Drug Therapy for Rheumatoid Arthritis in Adults
Comparative Adverse Effects of Oral DMARDs
Oral disease-modifying anti-rheumatic drugs (DMARDs) used as monotherapies exhibit similar adverse event rates. The evidence included 3 randomized controlled trials (RCTs) with a total of 1,839 patients; 1 observational study with a total of 40,594 patients; and 3 meta-analyses with a total of 7,245 patients. The strength of evidence for this finding is moderate.
Adding a corticosteroid to treatment with oral DMARDs does not increase treatment discontinuation rates and may delay discontinuation. The evidence included 4 RCTs with a total of 1,202 patients and 1 observational study with a total of 154 patients. The strength of evidence for this finding is moderate.
Adding a corticosteroid may increase wound healing complications. The strength of evidence for this finding is low.

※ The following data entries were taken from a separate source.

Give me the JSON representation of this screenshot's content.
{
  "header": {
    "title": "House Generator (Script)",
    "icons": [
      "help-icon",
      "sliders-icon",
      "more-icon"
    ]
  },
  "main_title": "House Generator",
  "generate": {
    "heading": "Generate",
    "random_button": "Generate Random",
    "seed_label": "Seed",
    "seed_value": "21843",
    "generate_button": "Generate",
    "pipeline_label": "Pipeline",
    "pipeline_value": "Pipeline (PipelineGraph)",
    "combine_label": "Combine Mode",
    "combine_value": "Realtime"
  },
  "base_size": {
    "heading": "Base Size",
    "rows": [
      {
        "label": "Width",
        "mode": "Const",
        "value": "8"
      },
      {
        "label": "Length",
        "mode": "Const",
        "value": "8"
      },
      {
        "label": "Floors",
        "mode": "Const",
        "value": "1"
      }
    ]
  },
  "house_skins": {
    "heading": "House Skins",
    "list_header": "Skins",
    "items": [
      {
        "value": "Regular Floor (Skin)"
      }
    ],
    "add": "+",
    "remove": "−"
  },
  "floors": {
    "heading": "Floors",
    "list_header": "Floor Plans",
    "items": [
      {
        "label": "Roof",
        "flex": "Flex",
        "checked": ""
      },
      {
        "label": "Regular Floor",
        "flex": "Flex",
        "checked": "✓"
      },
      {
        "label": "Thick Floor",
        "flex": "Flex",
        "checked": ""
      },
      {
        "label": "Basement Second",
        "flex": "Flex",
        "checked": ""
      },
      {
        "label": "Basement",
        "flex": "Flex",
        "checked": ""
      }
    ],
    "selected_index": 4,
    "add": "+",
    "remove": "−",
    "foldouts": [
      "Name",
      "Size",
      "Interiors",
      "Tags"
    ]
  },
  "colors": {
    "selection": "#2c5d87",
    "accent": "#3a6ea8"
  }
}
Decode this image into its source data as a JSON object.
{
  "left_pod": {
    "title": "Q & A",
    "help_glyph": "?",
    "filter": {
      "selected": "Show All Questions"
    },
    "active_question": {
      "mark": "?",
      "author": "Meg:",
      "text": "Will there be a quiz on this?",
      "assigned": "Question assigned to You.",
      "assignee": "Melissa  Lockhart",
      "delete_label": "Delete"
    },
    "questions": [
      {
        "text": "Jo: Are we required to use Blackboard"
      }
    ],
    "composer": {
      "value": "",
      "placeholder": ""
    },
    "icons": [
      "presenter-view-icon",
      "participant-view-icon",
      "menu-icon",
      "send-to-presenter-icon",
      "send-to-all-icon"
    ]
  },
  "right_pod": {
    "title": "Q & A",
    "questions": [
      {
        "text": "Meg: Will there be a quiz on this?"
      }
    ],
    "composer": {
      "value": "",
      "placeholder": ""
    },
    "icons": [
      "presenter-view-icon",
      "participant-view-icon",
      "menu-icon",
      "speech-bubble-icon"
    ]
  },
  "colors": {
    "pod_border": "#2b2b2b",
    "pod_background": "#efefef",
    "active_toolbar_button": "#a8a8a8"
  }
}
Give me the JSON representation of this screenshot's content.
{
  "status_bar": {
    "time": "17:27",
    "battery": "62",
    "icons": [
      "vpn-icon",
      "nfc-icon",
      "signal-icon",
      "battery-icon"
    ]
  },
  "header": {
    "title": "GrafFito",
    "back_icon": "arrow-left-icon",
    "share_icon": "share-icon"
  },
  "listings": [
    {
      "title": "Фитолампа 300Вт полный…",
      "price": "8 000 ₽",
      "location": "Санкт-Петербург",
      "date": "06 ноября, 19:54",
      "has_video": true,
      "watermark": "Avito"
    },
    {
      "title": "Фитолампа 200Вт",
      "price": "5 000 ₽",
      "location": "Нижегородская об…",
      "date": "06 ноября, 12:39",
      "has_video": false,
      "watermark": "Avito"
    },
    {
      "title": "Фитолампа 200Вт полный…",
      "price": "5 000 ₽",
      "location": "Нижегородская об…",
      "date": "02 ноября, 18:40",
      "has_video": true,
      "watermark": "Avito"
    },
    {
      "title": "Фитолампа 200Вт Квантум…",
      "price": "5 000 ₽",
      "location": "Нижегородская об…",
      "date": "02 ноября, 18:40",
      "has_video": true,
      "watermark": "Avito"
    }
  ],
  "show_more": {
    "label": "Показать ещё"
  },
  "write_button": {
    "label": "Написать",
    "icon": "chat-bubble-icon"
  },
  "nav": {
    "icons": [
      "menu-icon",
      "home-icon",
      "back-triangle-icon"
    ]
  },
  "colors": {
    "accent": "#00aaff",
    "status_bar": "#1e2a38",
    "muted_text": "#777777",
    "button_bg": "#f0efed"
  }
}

Oral DMARDs do not appear to elevate the risk of lymphoma. The evidence includes 2 observational studies with a total of 16,545 patients. The strength of evidence for this finding is low.
Keywords: rheumatoid arthritis | RA | DMARDs | disease-modifying | antirheumatic | anti-rheumatic | rheumatic | biologic DMARD | oral DMARD | nonbiologic DMARD | early RA | methotrexate | sulfasalazine | hydroxychloroquine | disease activity | adverse event | discontinuation | wound healing | lymphoma
- Donahue KE, Jonas D, Hansen RA, et al. Drug Therapy for Rheumatoid Arthritis in Adults: An Update. Comparative Effectiveness Review No. 55 (Prepared by the RTI International–University of North Carolina Evidence-based Practice Center under Contract No. 290-2007-10056-I). Rockville, MD: Agency for Healthcare Research and Quality; April 2012. AHRQ Publication No. 12-EHC025-EF. Available at www.effectivehealthcare.ahrq.gov/dmardsra.cfm.
Your slide tray is being processed.